2)    Become mindful of my current environment – PAUSE… BREATHE… PRAY… I take time to notice the detail in my surroundings and really look at it. People, places, objects, everything. I feel my heart beat, I thank God for my life, I take it all in and enjoy it!

3)    Give people and circumstances my full attention – I look people in the eye and treat them as if they are the only thing that matters THEN and THERE… I look for the ‘light and life’ within those I’m with. When I notice something of this I try to tell them. Occasionally I am tempted to think about what it is I need to do next. But If my mind wanders, I resist this by admitting it to the person I’m with, apologising, and refocusing my attention to them. Interestingly, I’ve discovered that the future can wait, as can my face-book friends.

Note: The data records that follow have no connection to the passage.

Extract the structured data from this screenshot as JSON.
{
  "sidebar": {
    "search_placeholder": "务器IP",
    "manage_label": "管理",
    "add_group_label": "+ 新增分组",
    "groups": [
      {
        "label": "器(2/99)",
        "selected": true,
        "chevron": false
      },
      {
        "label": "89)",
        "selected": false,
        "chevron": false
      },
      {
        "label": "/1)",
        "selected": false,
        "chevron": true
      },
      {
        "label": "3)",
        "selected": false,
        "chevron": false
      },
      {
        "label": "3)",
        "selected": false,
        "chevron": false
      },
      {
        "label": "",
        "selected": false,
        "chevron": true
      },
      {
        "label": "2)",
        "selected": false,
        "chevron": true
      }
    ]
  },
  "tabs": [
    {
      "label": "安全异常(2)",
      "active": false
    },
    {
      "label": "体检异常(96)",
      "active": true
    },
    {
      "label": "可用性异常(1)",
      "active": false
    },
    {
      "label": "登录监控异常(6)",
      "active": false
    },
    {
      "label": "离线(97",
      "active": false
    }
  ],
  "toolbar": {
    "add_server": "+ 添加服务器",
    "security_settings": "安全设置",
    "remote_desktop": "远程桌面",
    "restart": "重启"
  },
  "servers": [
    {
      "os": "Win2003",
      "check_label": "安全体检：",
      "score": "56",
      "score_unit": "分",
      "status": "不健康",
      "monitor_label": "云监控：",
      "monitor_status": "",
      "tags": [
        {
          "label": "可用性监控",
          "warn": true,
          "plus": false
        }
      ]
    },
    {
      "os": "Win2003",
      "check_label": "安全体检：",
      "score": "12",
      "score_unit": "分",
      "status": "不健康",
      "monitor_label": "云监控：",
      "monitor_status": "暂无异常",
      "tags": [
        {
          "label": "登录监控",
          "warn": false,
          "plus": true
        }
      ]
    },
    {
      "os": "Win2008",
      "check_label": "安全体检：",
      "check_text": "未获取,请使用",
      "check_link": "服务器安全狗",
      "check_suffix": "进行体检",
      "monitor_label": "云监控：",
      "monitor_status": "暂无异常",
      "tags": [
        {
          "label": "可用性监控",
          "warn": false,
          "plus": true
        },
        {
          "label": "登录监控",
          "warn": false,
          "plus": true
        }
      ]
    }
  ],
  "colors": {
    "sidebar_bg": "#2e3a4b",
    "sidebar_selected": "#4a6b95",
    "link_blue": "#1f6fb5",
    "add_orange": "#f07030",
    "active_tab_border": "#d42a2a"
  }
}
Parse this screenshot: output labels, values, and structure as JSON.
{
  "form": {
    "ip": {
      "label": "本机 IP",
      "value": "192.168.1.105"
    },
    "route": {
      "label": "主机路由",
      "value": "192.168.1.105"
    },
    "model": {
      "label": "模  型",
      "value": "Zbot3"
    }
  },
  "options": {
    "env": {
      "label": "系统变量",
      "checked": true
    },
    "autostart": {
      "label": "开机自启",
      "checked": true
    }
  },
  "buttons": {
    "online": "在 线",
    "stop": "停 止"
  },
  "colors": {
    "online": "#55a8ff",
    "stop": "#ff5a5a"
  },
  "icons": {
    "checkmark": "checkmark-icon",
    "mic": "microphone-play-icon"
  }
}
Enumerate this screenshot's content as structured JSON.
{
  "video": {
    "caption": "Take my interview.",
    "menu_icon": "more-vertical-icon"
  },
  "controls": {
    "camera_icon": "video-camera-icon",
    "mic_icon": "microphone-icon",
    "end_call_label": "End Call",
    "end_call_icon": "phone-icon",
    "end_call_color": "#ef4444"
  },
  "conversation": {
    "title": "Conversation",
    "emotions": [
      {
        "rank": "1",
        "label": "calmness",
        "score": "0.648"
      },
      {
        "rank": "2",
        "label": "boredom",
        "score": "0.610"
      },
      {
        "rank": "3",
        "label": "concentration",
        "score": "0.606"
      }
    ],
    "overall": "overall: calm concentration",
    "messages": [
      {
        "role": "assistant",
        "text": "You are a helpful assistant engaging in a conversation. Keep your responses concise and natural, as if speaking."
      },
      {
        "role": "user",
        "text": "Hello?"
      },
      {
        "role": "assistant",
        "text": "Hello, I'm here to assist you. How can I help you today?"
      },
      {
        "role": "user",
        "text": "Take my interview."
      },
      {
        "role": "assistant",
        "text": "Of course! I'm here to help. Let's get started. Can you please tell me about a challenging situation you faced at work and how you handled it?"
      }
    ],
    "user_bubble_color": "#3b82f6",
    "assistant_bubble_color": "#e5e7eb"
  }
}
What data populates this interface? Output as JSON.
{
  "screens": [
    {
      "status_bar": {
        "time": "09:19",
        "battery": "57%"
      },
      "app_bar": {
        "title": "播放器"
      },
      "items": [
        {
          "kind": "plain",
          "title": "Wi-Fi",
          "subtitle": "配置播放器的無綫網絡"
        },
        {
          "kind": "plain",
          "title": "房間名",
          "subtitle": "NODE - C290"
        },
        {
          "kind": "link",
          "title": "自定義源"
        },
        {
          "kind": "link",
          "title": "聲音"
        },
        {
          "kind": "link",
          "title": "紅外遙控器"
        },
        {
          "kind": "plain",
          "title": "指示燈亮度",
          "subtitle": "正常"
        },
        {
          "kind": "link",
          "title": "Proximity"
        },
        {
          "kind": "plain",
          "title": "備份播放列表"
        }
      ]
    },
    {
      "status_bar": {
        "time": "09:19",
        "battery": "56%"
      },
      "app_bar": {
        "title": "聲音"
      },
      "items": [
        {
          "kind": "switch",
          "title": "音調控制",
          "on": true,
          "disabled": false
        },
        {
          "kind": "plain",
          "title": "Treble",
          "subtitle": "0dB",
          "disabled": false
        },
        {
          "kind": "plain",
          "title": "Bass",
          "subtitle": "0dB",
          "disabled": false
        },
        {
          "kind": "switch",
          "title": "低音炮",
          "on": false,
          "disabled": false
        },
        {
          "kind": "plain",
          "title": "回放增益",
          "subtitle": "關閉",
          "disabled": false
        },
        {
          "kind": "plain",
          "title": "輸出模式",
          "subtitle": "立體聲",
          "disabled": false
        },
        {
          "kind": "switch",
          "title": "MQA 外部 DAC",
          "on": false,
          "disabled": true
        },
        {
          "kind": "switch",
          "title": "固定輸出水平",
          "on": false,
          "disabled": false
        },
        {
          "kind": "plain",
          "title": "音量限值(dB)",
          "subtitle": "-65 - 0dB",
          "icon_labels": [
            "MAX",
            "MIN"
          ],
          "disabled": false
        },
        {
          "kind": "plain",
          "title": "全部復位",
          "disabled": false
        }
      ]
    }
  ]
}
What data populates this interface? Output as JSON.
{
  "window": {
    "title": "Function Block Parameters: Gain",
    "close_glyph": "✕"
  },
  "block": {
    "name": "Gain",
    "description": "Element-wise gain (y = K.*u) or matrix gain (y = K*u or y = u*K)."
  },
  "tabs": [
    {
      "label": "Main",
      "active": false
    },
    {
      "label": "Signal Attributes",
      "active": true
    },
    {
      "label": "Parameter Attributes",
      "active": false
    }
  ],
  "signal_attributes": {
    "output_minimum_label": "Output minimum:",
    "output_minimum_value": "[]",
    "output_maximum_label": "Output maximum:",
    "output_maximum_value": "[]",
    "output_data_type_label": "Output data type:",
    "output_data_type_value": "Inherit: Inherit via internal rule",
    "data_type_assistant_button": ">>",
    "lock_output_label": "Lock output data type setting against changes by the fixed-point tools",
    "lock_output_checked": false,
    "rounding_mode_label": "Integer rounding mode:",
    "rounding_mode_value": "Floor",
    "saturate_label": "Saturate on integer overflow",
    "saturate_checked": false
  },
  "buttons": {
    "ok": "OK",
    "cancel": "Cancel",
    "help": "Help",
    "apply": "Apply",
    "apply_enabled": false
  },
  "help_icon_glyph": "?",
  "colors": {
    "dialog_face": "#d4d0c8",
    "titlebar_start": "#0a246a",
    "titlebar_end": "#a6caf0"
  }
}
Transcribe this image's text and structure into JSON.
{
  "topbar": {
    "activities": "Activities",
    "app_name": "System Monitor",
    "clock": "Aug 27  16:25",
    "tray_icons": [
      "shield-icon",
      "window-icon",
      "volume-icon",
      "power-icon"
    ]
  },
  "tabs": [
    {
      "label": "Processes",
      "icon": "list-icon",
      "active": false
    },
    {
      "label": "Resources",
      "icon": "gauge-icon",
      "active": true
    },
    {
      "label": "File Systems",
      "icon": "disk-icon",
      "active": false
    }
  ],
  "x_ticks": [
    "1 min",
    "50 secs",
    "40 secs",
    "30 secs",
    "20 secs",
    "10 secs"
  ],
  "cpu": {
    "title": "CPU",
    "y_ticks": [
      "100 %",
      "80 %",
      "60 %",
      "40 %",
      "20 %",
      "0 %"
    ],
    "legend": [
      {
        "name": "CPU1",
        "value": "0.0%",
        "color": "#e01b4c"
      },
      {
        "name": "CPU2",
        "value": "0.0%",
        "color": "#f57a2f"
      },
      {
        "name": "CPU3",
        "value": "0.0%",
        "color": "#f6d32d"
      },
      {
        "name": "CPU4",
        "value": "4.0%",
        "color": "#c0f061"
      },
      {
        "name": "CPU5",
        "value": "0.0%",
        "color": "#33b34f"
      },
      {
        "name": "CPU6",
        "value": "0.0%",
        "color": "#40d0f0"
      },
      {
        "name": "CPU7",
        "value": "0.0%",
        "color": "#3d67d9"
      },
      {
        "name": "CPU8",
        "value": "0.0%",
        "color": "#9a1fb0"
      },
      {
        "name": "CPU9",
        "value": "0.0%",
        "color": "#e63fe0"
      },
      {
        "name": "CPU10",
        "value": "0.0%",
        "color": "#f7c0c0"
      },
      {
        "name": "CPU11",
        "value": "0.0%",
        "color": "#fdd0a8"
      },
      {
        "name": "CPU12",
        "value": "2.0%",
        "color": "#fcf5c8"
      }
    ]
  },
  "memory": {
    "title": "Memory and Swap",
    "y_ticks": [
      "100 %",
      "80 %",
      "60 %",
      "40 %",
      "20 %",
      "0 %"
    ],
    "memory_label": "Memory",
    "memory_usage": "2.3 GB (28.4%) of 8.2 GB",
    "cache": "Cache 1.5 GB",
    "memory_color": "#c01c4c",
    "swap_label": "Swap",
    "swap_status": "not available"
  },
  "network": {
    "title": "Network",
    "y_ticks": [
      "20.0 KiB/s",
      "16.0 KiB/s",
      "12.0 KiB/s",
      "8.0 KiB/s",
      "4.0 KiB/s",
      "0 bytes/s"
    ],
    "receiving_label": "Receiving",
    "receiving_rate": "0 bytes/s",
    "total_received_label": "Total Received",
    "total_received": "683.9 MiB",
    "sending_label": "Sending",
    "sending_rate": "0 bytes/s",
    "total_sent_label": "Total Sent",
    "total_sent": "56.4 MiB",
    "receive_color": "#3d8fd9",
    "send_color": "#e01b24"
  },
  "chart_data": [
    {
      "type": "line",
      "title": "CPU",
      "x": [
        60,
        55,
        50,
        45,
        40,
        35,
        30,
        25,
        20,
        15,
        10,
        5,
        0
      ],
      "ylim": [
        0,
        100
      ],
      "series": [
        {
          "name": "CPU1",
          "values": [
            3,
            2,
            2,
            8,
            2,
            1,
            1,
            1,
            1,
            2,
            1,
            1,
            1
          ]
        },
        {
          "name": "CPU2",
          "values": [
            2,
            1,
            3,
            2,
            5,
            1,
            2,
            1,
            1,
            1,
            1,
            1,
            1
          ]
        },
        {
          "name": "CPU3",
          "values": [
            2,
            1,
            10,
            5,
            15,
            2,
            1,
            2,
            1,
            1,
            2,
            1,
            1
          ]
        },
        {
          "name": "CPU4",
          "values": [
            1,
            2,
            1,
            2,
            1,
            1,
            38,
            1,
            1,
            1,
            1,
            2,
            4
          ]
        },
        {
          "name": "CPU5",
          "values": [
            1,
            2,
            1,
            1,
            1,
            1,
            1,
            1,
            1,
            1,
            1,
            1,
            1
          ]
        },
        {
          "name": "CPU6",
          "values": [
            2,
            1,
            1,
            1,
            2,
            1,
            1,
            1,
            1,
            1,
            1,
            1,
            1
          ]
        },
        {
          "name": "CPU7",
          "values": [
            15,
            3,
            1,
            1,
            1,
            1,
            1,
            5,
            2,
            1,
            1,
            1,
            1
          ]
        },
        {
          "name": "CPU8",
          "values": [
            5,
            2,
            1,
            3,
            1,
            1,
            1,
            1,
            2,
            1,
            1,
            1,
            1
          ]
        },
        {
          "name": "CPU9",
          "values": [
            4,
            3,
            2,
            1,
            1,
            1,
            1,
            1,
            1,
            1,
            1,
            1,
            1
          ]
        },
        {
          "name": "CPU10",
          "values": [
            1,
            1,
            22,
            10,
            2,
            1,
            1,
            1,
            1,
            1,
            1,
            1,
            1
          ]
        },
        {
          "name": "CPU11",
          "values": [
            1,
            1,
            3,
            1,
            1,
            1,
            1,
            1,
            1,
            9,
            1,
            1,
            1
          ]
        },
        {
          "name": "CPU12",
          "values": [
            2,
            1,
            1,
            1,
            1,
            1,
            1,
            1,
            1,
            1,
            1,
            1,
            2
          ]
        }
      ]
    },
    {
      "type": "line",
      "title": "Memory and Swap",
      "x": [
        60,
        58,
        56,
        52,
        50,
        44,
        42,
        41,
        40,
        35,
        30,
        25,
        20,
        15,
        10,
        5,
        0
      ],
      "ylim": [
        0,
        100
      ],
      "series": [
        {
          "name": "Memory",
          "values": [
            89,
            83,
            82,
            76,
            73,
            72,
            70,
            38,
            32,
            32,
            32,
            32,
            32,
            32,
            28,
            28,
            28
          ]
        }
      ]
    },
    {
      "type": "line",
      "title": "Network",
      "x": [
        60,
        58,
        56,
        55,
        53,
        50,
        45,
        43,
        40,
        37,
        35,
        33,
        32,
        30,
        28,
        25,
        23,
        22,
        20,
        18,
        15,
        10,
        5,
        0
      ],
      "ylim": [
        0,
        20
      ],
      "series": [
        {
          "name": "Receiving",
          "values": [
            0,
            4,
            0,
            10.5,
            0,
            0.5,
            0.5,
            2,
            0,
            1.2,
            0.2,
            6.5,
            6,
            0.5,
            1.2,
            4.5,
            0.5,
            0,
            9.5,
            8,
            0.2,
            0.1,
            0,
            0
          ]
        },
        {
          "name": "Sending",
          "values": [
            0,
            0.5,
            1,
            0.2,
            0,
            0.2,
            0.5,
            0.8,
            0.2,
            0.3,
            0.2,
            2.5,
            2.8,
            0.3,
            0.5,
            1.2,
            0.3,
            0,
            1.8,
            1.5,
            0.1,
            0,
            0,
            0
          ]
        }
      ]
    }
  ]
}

4)    Do this regularly – It takes commitment and discipline to turn this into a natural habit, but after a while the benefits follow. This should come as no surprise when we consider that people of faith have followed the ancient discipline of Sabbath keeping for centuries. This regular practice is not only an obedient response to God’s command, it is just plain good for us and an excellent way to develop the behaviour as a priority.

Our culture perpetuates busyness beyond reason, distraction as a default position, and constant fatigue as a result. I am choosing to live differently this year, call it a purging of the soul if you like. That said I could do with some help. This is why I find comfort in the words of Jesus,

“Peace I leave with you; my peace I give to you. I do not give to you as the world gives…” – John 14:27 (TNIV)

Are you fatigued? Distracted? Then you are possibly living out of that which ‘the world gives’. May you switch off. May you become present. May you know peace.

Over to you… how is ‘distraction’ an issue for you? How do you feel the effects of ‘fatigue’? How do you become ‘intentionally present’ and find ‘peace’ amongst white noise?


PS – for more great articles, resources and practical responses to distraction check out this quarters edition of YV.Q (it’s the one wit the blue cover).